Similar to Along the Edge and Seers Isle, Across the Grooves is also described as an interactive graphic novel. The story follows Alice as she accidentally travels back into the past thanks to a mysterious vinyl record from her ex-lover. When she returns and realizes that her present has changed, Alice tries to track down her ex, traveling across Europe on a journey to recover her former life. But along the way, she still listens to the time-bending record and visits other alternate timelines.
After Gamescom, Cliqist was able to get in touch with Geoffroy Vincens, founder and writer at Nova-box. He wrote both Along the Edge and Seers Isle. He is currently writing Across the Grooves. Over email, he shared more information on the inspiration behind the game and the music it contains.
Cliqist: Where did the idea for Across the Grooves come from?
Geoffroy Vincens: The idea behind Across the Grooves came from two different places: on the one hand, I’ve wanted to write a story about music and record collectors for a while, because, as a vinyl collector myself, it’s a world I know and love, and I thought it would make for a great setting for an interactive novel. On the other hand, I wanted to re-explore a concept we already tackled in Along the Edge, one of our previous games, and that was well received and praised by the players. It’s the idea of having a protagonist who evolves psychologically and changes her appearance along the course of the story, according to the player choices.

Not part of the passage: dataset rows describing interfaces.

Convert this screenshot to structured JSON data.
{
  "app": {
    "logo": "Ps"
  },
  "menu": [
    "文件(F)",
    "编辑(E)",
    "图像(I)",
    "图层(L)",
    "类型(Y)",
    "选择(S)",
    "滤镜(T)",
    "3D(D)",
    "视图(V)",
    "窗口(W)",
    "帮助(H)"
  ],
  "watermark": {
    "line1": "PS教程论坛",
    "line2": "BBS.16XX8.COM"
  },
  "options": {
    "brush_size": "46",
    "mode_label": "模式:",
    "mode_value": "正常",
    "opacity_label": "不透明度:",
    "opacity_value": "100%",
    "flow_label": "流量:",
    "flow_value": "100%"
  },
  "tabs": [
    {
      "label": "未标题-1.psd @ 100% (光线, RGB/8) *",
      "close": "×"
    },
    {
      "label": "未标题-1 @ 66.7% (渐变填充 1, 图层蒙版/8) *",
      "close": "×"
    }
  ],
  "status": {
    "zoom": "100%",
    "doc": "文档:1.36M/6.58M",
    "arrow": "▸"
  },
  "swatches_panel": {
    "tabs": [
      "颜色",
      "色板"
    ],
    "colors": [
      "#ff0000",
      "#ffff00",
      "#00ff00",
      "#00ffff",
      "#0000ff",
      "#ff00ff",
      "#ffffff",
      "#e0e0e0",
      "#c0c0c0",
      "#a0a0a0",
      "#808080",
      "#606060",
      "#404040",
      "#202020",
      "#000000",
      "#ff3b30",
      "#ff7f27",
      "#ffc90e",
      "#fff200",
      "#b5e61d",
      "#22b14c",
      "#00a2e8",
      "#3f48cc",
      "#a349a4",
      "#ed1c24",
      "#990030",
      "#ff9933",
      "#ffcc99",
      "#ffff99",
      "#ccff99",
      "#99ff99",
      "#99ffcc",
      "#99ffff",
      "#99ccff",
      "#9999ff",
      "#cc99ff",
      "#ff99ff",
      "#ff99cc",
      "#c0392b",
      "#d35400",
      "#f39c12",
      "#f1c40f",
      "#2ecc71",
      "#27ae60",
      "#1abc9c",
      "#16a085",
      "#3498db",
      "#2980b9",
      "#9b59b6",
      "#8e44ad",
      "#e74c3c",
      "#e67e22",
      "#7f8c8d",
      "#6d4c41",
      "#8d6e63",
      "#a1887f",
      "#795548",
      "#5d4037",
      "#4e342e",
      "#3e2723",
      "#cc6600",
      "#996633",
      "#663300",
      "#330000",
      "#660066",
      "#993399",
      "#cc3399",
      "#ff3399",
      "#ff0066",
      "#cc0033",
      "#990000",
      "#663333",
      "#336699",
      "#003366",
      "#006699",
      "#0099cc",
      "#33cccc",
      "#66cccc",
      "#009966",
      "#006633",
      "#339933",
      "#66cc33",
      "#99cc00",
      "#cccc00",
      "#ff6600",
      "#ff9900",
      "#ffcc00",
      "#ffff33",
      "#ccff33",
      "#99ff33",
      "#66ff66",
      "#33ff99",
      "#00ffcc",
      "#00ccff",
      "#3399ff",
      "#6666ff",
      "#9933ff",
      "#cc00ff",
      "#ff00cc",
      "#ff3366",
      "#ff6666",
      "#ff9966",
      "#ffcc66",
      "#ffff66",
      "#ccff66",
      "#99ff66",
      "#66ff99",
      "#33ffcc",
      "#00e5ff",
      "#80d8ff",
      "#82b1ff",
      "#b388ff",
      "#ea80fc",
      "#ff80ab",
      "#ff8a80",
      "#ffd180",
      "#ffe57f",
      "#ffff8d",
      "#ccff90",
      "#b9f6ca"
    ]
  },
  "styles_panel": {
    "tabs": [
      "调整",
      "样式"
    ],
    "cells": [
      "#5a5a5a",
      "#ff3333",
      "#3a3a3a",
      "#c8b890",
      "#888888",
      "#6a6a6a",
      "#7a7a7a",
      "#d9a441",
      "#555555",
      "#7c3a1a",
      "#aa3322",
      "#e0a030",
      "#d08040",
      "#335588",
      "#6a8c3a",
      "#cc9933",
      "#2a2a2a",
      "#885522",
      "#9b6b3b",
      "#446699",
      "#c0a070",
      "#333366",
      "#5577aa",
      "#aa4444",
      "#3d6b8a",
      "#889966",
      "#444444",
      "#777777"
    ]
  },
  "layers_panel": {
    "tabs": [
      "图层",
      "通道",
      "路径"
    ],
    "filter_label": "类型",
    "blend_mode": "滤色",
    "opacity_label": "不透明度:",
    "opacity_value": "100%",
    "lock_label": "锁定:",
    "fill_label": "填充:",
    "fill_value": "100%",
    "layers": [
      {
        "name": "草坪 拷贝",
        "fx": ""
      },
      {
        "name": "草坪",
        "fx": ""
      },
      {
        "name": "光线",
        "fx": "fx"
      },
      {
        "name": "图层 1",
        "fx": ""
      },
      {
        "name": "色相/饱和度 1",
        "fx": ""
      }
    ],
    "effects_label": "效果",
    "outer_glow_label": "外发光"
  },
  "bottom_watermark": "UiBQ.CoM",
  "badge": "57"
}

I usually like to develop my stories around one big overarching question. In the case of Across the Grooves, this question would be: If you had a choice, would you rather change your past, correcting any regrets or missed opportunities that may haunt you today, or would you rather not look back and focus on improving your future? Thus came the idea of having the plot revolving around a special vinyl record that allows the listener to revisit events from their past and change them, altering their reality in the process.
How will this interactive graphic novel compare to the previous ones you’ve made, Seers Isle and Along the Edge?
We think we’ve developed a certain “style” over our past releases. Our projects exist in a space that’s on the boundary between videogames and comic books (well, European “bande-dessinée” to be accurate). This new project won’t be much different in terms of presentation: a lot of illustrations, very few animations, an emphasis on the text as the main vector of the story.
In terms of story and universe, we’re going back to something that will be closer to Along the Edge than to Seers Isle, as Across the Grooves will take place in a contemporary setting with magic-realism elements and adult protagonists.
Do you have a strategy for keeping track of time travel and alternate realities for a clear plot in Across the Grooves? Or is there a desire to make things more ambiguous?
Well, I’m afraid going into too much detail might spoil some of the story. Hopefully, once you reach one of the endings of the game, the whole plot will make sense to you. However, what I can tell you is that the time-travel element will be revolving more around the emotional journey of the protagonist rather than a complicated temporal loop.
Do you feel like building parallel realities into the story is like a twist on the game concept of branching choices?
Well, I would rather say it’s a nice narrative tool. It helps us create very different situations, and it should emphasize the impact of the decisions the player makes over the course of the story. To be precise, I mostly think it is a twist on the concept we first developed in Along the Edge, with a main protagonist evolving physically and psychologically according to the player input. In Along the Edge, the changes were very gradual and logical.
Here, you’re allowed to alter an important event in your own past and skip back to the present, making the changes more brutal and encompassing, quite akin to the idea of the “butterfly effect.” The reader may even have the opportunity to explore drastically different versions of Alice in the same playthrough, if he desires so.
The shifting soundtrack has been highlighted as a key feature, and it’s also supported by the elements of music inherent in the game’s title and story. Could you talk more about how the music will react to your choices?
There are two kinds of music in Across the Groove. For most of the game, the soundtrack is composed of diegetic and nondiegetic music, as well as some light sound effects to help set up the atmosphere. To give you examples, you may have a piano solo piece when Alice, the main character, is brooding over what to do next in her journey. When she enters a record shop and the stereo is blaring out some garage rock song, you might actually hear what she hears in the soundtrack. Our goal is always to either accentuate the mood of a particular scene or help ground the ambiance of a place.
However, there are also moments when the music is the main focus, and that’s when Alice listens to the vinyl record that allows her to change her past. During these scenes, the text is also sung in the soundtrack and the style of the music you hear will depend on the choices you’ve made earlier in the game.
What influenced the soundtrack?
The story being set in the world of rare record collectors, we decided to focus on styles of music that would be most prized by these collectors. Therefore, the soundtrack will refer mostly to psychedelic rock and folk, hard bop, and modal jazz, as well as more contemporary indie/alternative rock and pop.
What are your hopes for Across the Grooves?
Our hopes are the same as in any creative endeavour. We hope our story will resonate with our readers, we hope that most of them enjoy their time while reading it. On a more down to earth note, we also hope that Across the Grooves is successful enough to help finance the game that will come after it, allowing us to go on doing what we love.